Forget legalizing pot: Two of the most powerful Republicans in the Senate believe there’s a much stronger chance to legalize growing hemp in the U.S., opening up an entirely new market for crops, health food, oil, shirts, towels and even dog toys.
Kentucky’s Mitch McConnell, Rand Paul and Rep. Thomas Massie are pushing legislation in both chambers of Congress that would remove the less-potent member of the cannabis family from the federal list of controlled substances, allowing its return to America’s farmland after more than 40 years.
It’s a states’ rights and economic growth issue, the Republican lawmakers argue. Legalizing hemp would create jobs.
“People used to downplay the number of jobs industrial hemp might create and say, ‘Well it’s a few thousand jobs and a couple million in commerce,’” Massie said. But all told, legalizing the crop has the potential to create 10 times as many jobs “as the Keystone XL pipeline will create 10 years from now.”
Hemp legalization legislation has been considered in Congress since 2005, when then-Rep. Ron Paul (R-Texas) pushed the issue. But the current bills have champions in positions of power, including the Senate majority leader and a potential White House contender.

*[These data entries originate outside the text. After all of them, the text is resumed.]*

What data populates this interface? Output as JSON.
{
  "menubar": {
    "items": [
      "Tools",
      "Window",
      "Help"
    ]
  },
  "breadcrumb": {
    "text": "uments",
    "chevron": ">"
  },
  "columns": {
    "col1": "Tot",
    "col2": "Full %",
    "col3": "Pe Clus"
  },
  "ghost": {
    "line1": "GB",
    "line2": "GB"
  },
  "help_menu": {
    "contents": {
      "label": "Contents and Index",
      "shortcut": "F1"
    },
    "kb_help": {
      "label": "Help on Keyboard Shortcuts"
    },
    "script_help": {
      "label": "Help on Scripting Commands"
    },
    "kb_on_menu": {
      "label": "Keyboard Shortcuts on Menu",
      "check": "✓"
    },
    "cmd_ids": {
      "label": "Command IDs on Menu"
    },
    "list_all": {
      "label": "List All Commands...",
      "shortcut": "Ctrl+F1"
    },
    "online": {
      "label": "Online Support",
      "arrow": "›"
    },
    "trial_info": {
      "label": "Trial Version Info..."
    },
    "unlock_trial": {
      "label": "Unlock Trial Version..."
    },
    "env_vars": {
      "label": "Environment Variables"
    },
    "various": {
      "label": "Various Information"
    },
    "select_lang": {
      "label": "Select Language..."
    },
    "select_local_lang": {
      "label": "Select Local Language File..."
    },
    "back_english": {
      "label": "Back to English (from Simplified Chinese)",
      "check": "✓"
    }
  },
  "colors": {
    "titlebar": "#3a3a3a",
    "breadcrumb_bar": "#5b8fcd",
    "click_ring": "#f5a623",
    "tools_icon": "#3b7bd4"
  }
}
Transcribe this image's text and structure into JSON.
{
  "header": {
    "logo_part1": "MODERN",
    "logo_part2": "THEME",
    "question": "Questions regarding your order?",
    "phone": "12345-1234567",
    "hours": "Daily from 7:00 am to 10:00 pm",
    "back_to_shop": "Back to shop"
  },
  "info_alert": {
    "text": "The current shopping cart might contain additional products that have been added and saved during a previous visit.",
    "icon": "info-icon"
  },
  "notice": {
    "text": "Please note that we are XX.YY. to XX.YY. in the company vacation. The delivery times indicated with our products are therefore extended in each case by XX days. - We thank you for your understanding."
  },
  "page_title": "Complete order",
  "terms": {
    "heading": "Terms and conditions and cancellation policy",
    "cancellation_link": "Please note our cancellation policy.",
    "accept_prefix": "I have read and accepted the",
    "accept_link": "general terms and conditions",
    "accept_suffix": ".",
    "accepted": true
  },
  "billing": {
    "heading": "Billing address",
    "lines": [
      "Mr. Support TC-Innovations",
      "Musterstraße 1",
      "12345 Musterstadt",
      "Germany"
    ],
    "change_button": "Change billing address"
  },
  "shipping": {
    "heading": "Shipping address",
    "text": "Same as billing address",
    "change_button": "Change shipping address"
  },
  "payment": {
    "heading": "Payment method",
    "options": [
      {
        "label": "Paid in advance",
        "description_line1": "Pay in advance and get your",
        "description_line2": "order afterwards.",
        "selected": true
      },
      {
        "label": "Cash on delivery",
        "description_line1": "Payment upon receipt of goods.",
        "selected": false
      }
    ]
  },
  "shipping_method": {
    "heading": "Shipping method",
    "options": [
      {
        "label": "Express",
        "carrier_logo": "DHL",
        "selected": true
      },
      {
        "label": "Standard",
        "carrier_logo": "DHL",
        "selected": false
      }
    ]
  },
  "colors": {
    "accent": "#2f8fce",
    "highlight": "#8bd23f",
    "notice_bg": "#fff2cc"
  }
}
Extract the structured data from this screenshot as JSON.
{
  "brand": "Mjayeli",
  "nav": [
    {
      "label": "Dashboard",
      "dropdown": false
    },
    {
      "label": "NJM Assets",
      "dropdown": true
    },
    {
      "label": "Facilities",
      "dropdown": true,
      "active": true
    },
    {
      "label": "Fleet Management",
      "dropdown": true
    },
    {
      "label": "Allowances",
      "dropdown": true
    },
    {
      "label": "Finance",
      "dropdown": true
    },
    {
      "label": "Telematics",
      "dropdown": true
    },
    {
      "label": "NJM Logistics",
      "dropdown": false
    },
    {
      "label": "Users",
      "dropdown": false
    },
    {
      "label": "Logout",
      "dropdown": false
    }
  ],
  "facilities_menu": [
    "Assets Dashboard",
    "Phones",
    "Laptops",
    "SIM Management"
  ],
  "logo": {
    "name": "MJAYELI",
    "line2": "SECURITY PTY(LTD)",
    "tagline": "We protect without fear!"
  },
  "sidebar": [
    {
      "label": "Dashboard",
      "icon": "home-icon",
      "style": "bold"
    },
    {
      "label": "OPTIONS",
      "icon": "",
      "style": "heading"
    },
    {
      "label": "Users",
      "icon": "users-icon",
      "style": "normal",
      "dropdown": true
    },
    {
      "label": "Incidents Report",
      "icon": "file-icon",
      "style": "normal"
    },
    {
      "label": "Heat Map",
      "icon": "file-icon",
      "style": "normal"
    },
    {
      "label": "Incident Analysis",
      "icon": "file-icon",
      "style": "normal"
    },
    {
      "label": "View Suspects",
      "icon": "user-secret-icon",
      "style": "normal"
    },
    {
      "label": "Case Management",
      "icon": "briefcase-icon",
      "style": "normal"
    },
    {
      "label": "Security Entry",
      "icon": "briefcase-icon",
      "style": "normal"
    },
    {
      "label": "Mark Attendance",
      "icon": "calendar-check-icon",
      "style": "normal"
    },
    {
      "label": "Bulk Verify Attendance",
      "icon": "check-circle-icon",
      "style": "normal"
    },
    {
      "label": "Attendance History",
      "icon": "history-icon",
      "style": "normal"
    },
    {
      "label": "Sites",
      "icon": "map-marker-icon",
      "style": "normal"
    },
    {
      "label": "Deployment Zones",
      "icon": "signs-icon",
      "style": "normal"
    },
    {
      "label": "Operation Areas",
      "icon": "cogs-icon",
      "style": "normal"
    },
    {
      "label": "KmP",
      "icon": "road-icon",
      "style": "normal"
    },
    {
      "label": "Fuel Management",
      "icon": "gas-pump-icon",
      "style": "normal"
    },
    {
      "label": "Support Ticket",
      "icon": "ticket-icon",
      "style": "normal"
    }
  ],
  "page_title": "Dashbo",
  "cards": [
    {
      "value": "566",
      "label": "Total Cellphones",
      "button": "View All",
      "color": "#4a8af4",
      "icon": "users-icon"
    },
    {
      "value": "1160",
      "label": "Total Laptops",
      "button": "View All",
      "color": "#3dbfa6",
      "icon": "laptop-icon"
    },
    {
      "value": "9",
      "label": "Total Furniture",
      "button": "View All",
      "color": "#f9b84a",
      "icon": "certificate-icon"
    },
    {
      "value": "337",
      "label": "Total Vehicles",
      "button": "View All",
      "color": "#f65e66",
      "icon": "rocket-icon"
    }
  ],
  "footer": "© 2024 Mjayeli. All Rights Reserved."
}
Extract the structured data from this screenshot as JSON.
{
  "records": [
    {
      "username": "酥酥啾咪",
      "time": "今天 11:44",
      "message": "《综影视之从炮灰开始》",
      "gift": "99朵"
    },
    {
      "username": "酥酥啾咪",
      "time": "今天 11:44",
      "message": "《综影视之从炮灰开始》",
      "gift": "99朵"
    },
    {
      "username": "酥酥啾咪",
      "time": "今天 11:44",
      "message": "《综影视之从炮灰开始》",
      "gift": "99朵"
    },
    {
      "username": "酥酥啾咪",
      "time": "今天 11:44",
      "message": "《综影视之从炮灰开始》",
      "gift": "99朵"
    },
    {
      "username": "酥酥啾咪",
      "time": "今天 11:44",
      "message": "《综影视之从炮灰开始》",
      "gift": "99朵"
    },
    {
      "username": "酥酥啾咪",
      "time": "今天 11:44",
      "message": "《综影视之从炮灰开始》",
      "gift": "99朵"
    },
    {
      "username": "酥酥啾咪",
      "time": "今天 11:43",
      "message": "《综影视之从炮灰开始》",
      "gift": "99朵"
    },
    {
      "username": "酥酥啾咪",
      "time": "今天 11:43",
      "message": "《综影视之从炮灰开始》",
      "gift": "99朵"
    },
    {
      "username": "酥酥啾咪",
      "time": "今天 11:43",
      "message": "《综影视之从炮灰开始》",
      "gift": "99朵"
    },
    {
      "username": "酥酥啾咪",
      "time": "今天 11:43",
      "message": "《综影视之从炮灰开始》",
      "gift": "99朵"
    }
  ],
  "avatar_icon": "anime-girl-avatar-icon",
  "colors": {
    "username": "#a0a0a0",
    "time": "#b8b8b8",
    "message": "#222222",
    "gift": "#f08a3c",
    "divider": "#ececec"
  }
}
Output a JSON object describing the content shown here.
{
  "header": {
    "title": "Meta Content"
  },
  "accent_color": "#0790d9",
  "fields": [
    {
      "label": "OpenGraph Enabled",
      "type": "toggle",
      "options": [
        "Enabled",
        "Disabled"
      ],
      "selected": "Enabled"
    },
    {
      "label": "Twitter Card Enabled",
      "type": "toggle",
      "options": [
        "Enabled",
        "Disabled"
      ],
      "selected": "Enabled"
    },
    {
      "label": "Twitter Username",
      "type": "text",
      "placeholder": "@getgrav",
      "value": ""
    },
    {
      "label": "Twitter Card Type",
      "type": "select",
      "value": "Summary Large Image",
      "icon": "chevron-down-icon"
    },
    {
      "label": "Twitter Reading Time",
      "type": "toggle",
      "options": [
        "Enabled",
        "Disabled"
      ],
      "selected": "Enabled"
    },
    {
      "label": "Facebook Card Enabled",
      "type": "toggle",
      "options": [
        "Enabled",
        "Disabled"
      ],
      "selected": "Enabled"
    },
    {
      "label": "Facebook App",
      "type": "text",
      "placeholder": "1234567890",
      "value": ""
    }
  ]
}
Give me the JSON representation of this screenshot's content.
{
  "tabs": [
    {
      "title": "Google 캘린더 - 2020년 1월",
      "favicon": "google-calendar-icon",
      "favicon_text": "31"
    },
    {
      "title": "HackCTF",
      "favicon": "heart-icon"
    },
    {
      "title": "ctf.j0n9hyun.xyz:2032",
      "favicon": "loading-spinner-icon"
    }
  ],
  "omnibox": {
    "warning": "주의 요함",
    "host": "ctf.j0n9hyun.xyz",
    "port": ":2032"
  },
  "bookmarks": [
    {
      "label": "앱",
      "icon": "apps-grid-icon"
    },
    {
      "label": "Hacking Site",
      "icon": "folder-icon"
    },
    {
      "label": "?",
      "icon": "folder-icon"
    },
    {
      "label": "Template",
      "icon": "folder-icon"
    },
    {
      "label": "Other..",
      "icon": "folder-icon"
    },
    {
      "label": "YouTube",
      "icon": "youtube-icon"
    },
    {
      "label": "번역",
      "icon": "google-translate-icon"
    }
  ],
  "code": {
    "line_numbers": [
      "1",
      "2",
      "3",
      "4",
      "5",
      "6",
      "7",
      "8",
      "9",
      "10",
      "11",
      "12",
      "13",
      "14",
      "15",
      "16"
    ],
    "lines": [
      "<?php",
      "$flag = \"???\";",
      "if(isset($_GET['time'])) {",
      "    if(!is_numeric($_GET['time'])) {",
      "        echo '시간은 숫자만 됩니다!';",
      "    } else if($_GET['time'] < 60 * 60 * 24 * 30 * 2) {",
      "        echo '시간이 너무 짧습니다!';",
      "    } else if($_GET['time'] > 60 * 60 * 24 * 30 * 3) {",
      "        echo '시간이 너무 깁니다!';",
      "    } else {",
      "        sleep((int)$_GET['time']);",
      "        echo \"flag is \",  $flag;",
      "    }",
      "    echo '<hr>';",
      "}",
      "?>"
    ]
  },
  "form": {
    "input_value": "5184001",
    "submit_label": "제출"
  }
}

They also have bipartisan support.
The Industrial Hemp Farming Act, introduced by Sen. Ron Wyden (D-Ore.) on Jan. 8 with McConnell, Paul and Oregon’s other Democratic senator, Jeff Merkley, as co-sponsors, now awaits action in the Judiciary Committee. The companion bill Massie introduced in the House on Jan. 26 is before the Energy and Commerce Committee and has 50 bipartisan co-sponsors.
Given the focus on jobs and McConnell’s support, “there is a really good chance of passing [legalization legislation]this year,” Massie said. “[McConnell’s] promotion to majority leader … is important to this effort.”
– Read the entire article at Politico.